Task goal:
All of the data that follows should be given again exactly, without its images.

=== Data section ===

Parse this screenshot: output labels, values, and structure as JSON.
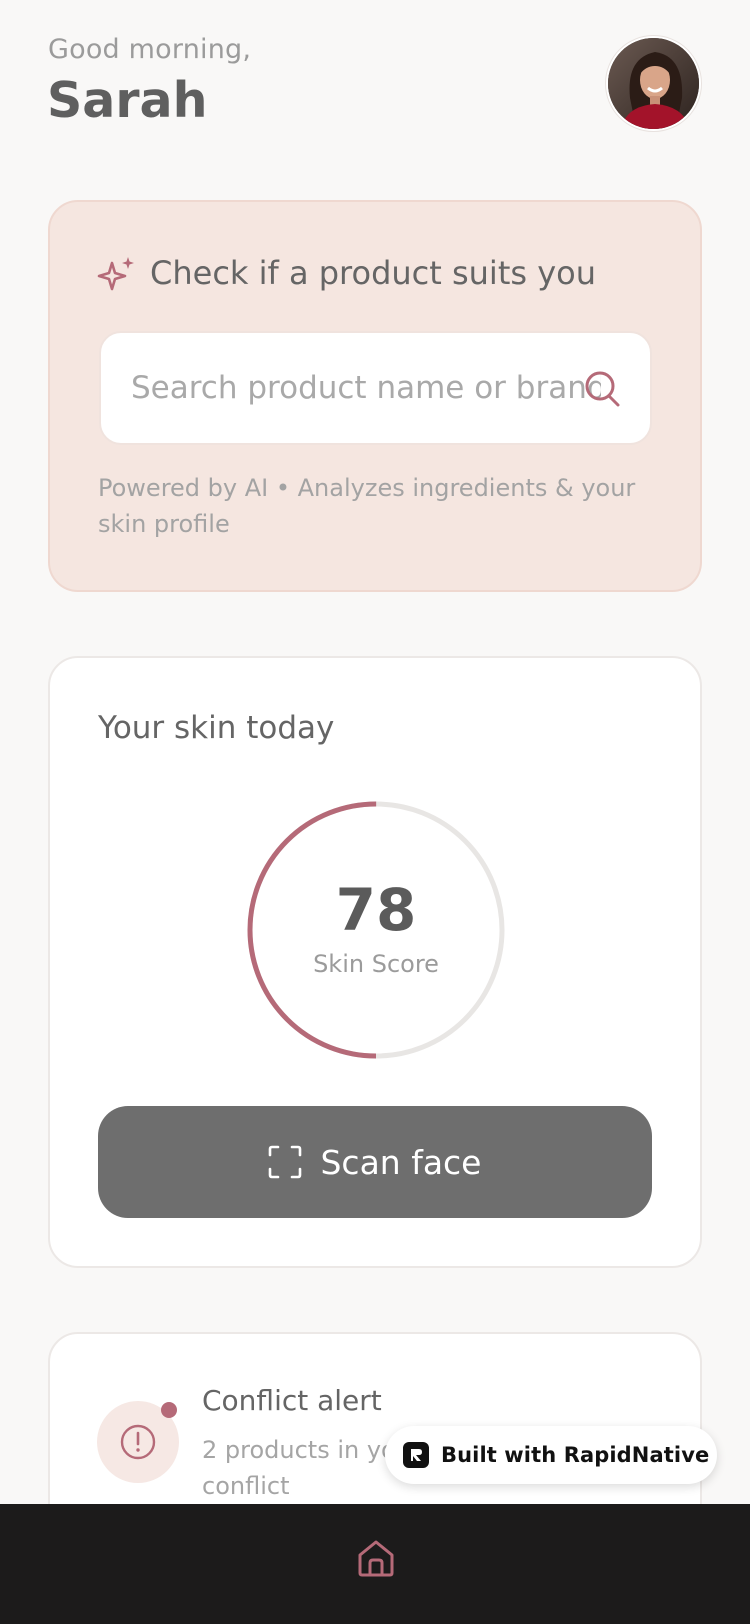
{
  "header": {
    "greeting": "Good morning,",
    "user_name": "Sarah",
    "avatar_alt": "Profile photo"
  },
  "product_check": {
    "title": "Check if a product suits you",
    "title_icon": "sparkle-icon",
    "search_placeholder": "Search product name or brand",
    "search_value": "",
    "search_icon": "search-icon",
    "note": "Powered by AI • Analyzes ingredients & your skin profile"
  },
  "skin": {
    "title": "Your skin today",
    "score": 78,
    "score_display": "78",
    "score_label": "Skin Score",
    "score_fraction": 0.5,
    "scan_button_label": "Scan face",
    "scan_icon": "scan-frame-icon"
  },
  "conflict": {
    "title": "Conflict alert",
    "description": "2 products in your routine may conflict",
    "icon": "alert-circle-icon"
  },
  "badge": {
    "label": "Built with RapidNative"
  },
  "nav": {
    "home_icon": "home-icon"
  },
  "colors": {
    "accent": "#b56a78",
    "card_tint": "#f5e6e0",
    "button": "#6e6e6e",
    "nav_bg": "#1c1b1b",
    "background": "#f9f8f7"
  }
}
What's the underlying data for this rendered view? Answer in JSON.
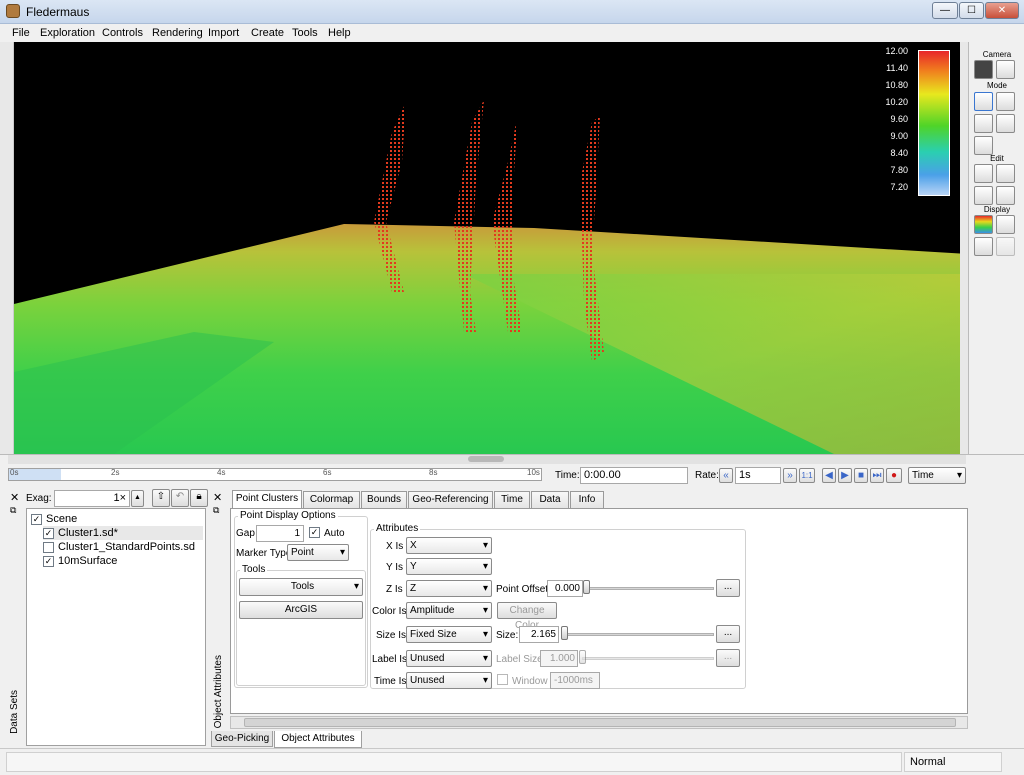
{
  "window": {
    "title": "Fledermaus",
    "minimize": "—",
    "maximize": "☐",
    "close": "✕"
  },
  "menu": [
    "File",
    "Exploration",
    "Controls",
    "Rendering",
    "Import",
    "Create",
    "Tools",
    "Help"
  ],
  "legend": {
    "ticks": [
      "12.00",
      "11.40",
      "10.80",
      "10.20",
      "9.60",
      "9.00",
      "8.40",
      "7.80",
      "7.20"
    ]
  },
  "tool_panel": {
    "camera": "Camera",
    "mode": "Mode",
    "edit": "Edit",
    "display": "Display"
  },
  "timeline": {
    "ticks": [
      "0s",
      "2s",
      "4s",
      "6s",
      "8s",
      "10s"
    ],
    "time_label": "Time:",
    "time_value": "0:00.00",
    "rate_label": "Rate:",
    "rate_value": "1s",
    "rate_mult": "1:1",
    "mode_select": "Time"
  },
  "datasets": {
    "exag_label": "Exag:",
    "exag_value": "1×",
    "dock_title": "Data Sets",
    "items": [
      {
        "label": "Scene",
        "checked": true
      },
      {
        "label": "Cluster1.sd*",
        "checked": true
      },
      {
        "label": "Cluster1_StandardPoints.sd",
        "checked": false
      },
      {
        "label": "10mSurface",
        "checked": true
      }
    ]
  },
  "object_attributes": {
    "dock_title": "Object Attributes",
    "tabs": [
      "Point Clusters",
      "Colormap",
      "Bounds",
      "Geo-Referencing",
      "Time",
      "Data",
      "Info"
    ],
    "point_display": {
      "group_title": "Point Display Options",
      "gap_label": "Gap",
      "gap_value": "1",
      "auto_label": "Auto",
      "marker_label": "Marker Type",
      "marker_value": "Point",
      "tools_title": "Tools",
      "tools_button": "Tools",
      "arcgis_button": "ArcGIS"
    },
    "attributes": {
      "group_title": "Attributes",
      "x_label": "X Is",
      "x_value": "X",
      "y_label": "Y Is",
      "y_value": "Y",
      "z_label": "Z Is",
      "z_value": "Z",
      "point_offset_label": "Point Offset",
      "point_offset_value": "0.000",
      "color_label": "Color Is",
      "color_value": "Amplitude",
      "change_color": "Change Color",
      "size_label": "Size Is",
      "size_value": "Fixed Size",
      "size_field_label": "Size:",
      "size_field_value": "2.165",
      "label_is_label": "Label Is",
      "label_is_value": "Unused",
      "label_size_label": "Label Size",
      "label_size_value": "1.000",
      "time_is_label": "Time Is",
      "time_is_value": "Unused",
      "window_label": "Window",
      "window_value": "-1000ms",
      "ellipsis": "..."
    }
  },
  "bottom_tabs": [
    "Geo-Picking",
    "Object Attributes"
  ],
  "status": {
    "mode": "Normal"
  }
}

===

Answer for this exercise:
Parse this screenshot: output labels, values, and structure as JSON.
{
  "header": {
    "greeting": "Good morning,",
    "user_name": "Sarah",
    "avatar_alt": "Profile photo"
  },
  "product_check": {
    "title": "Check if a product suits you",
    "title_icon": "sparkle-icon",
    "search_placeholder": "Search product name or brand",
    "search_value": "",
    "search_icon": "search-icon",
    "note": "Powered by AI • Analyzes ingredients & your skin profile"
  },
  "skin": {
    "title": "Your skin today",
    "score": 78,
    "score_display": "78",
    "score_label": "Skin Score",
    "score_fraction": 0.5,
    "scan_button_label": "Scan face",
    "scan_icon": "scan-frame-icon"
  },
  "conflict": {
    "title": "Conflict alert",
    "description": "2 products in your routine may conflict",
    "icon": "alert-circle-icon"
  },
  "badge": {
    "label": "Built with RapidNative"
  },
  "nav": {
    "home_icon": "home-icon"
  },
  "colors": {
    "accent": "#b56a78",
    "card_tint": "#f5e6e0",
    "button": "#6e6e6e",
    "nav_bg": "#1c1b1b",
    "background": "#f9f8f7"
  }
}
What's the underlying data for this rendered view? Answer in JSON.
{
  "window": {
    "title": "Fledermaus",
    "minimize": "—",
    "maximize": "☐",
    "close": "✕"
  },
  "menu": [
    "File",
    "Exploration",
    "Controls",
    "Rendering",
    "Import",
    "Create",
    "Tools",
    "Help"
  ],
  "legend": {
    "ticks": [
      "12.00",
      "11.40",
      "10.80",
      "10.20",
      "9.60",
      "9.00",
      "8.40",
      "7.80",
      "7.20"
    ]
  },
  "tool_panel": {
    "camera": "Camera",
    "mode": "Mode",
    "edit": "Edit",
    "display": "Display"
  },
  "timeline": {
    "ticks": [
      "0s",
      "2s",
      "4s",
      "6s",
      "8s",
      "10s"
    ],
    "time_label": "Time:",
    "time_value": "0:00.00",
    "rate_label": "Rate:",
    "rate_value": "1s",
    "rate_mult": "1:1",
    "mode_select": "Time"
  },
  "datasets": {
    "exag_label": "Exag:",
    "exag_value": "1×",
    "dock_title": "Data Sets",
    "items": [
      {
        "label": "Scene",
        "checked": true
      },
      {
        "label": "Cluster1.sd*",
        "checked": true
      },
      {
        "label": "Cluster1_StandardPoints.sd",
        "checked": false
      },
      {
        "label": "10mSurface",
        "checked": true
      }
    ]
  },
  "object_attributes": {
    "dock_title": "Object Attributes",
    "tabs": [
      "Point Clusters",
      "Colormap",
      "Bounds",
      "Geo-Referencing",
      "Time",
      "Data",
      "Info"
    ],
    "point_display": {
      "group_title": "Point Display Options",
      "gap_label": "Gap",
      "gap_value": "1",
      "auto_label": "Auto",
      "marker_label": "Marker Type",
      "marker_value": "Point",
      "tools_title": "Tools",
      "tools_button": "Tools",
      "arcgis_button": "ArcGIS"
    },
    "attributes": {
      "group_title": "Attributes",
      "x_label": "X Is",
      "x_value": "X",
      "y_label": "Y Is",
      "y_value": "Y",
      "z_label": "Z Is",
      "z_value": "Z",
      "point_offset_label": "Point Offset",
      "point_offset_value": "0.000",
      "color_label": "Color Is",
      "color_value": "Amplitude",
      "change_color": "Change Color",
      "size_label": "Size Is",
      "size_value": "Fixed Size",
      "size_field_label": "Size:",
      "size_field_value": "2.165",
      "label_is_label": "Label Is",
      "label_is_value": "Unused",
      "label_size_label": "Label Size",
      "label_size_value": "1.000",
      "time_is_label": "Time Is",
      "time_is_value": "Unused",
      "window_label": "Window",
      "window_value": "-1000ms",
      "ellipsis": "..."
    }
  },
  "bottom_tabs": [
    "Geo-Picking",
    "Object Attributes"
  ],
  "status": {
    "mode": "Normal"
  }
}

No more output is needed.